→ WHAT IS NEEDED:
If a line of the data below contains the string "Stitch", copy it into your answer.

Start of EXTRACTED INFORMATION

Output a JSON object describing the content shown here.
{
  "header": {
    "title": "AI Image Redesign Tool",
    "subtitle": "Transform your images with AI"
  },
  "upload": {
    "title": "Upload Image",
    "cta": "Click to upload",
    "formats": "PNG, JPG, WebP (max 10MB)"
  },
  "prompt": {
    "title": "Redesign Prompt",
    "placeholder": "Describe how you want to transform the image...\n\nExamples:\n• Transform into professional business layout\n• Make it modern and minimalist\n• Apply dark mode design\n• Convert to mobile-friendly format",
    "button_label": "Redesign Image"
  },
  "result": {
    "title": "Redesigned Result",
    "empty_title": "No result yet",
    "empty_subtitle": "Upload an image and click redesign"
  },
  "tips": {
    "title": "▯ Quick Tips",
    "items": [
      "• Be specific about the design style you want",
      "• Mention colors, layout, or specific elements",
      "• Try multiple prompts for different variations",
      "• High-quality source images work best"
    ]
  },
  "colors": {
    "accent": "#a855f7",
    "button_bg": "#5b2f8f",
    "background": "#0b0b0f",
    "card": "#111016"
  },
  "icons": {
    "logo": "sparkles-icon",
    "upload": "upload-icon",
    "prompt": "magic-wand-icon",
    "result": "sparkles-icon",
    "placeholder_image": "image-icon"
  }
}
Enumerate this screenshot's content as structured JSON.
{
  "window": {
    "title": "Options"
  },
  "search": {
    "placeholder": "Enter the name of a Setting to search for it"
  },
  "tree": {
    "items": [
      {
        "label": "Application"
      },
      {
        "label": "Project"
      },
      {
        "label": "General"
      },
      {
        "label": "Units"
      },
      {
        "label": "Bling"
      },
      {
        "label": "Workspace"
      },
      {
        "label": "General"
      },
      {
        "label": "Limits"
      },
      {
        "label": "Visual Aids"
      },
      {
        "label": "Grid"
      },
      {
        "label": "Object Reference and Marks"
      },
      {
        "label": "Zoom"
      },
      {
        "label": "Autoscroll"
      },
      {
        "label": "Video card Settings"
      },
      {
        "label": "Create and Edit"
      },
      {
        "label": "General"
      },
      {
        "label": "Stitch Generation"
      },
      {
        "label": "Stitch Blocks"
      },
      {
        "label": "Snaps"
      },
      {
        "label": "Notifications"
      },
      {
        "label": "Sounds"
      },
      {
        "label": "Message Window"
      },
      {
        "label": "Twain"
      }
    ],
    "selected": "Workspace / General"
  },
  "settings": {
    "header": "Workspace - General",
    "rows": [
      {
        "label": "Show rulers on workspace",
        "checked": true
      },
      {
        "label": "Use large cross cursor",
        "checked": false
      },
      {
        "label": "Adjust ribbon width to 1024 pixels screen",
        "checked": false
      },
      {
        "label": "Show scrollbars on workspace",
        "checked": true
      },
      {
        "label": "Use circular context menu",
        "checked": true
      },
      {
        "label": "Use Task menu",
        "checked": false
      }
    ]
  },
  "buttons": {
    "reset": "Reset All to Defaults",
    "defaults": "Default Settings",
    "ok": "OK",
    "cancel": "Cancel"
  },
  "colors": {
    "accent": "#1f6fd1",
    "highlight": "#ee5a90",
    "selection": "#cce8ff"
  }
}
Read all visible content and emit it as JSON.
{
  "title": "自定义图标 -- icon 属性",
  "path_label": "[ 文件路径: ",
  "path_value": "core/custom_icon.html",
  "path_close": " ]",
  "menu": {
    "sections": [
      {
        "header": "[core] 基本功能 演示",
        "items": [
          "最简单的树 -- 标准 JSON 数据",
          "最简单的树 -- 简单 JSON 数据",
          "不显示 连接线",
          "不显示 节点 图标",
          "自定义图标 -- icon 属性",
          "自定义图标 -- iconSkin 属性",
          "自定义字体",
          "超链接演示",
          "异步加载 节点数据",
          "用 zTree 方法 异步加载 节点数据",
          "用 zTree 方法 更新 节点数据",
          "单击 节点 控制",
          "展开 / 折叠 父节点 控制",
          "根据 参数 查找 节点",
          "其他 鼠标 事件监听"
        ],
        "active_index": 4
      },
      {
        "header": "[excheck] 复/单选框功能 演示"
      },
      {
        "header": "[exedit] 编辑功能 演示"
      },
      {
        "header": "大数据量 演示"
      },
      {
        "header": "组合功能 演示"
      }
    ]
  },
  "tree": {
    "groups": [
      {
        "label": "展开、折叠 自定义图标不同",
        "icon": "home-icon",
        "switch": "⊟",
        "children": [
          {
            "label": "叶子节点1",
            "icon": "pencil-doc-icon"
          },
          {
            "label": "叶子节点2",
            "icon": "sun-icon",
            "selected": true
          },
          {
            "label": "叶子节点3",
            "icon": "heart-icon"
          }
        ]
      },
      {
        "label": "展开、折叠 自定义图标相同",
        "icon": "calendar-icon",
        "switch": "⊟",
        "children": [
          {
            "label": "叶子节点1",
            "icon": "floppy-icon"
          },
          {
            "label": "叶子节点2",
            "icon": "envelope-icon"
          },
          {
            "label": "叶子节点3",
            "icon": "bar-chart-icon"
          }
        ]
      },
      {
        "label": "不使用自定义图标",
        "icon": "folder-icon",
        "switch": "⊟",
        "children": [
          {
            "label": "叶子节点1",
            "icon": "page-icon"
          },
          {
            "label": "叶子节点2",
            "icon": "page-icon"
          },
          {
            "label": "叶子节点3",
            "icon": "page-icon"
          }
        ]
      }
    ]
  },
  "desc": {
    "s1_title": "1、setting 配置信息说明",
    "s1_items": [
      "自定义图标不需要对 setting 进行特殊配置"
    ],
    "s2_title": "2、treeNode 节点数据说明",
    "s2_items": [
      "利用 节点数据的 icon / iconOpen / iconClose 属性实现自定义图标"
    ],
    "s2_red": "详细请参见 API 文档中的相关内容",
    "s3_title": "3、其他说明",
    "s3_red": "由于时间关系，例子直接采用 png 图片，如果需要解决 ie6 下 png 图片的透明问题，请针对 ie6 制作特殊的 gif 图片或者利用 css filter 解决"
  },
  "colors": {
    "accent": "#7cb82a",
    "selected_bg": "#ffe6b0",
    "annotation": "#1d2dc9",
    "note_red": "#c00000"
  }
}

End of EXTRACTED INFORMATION

→ SOLUTION BELOW:
        "label": "Stitch Generation"
        "label": "Stitch Blocks"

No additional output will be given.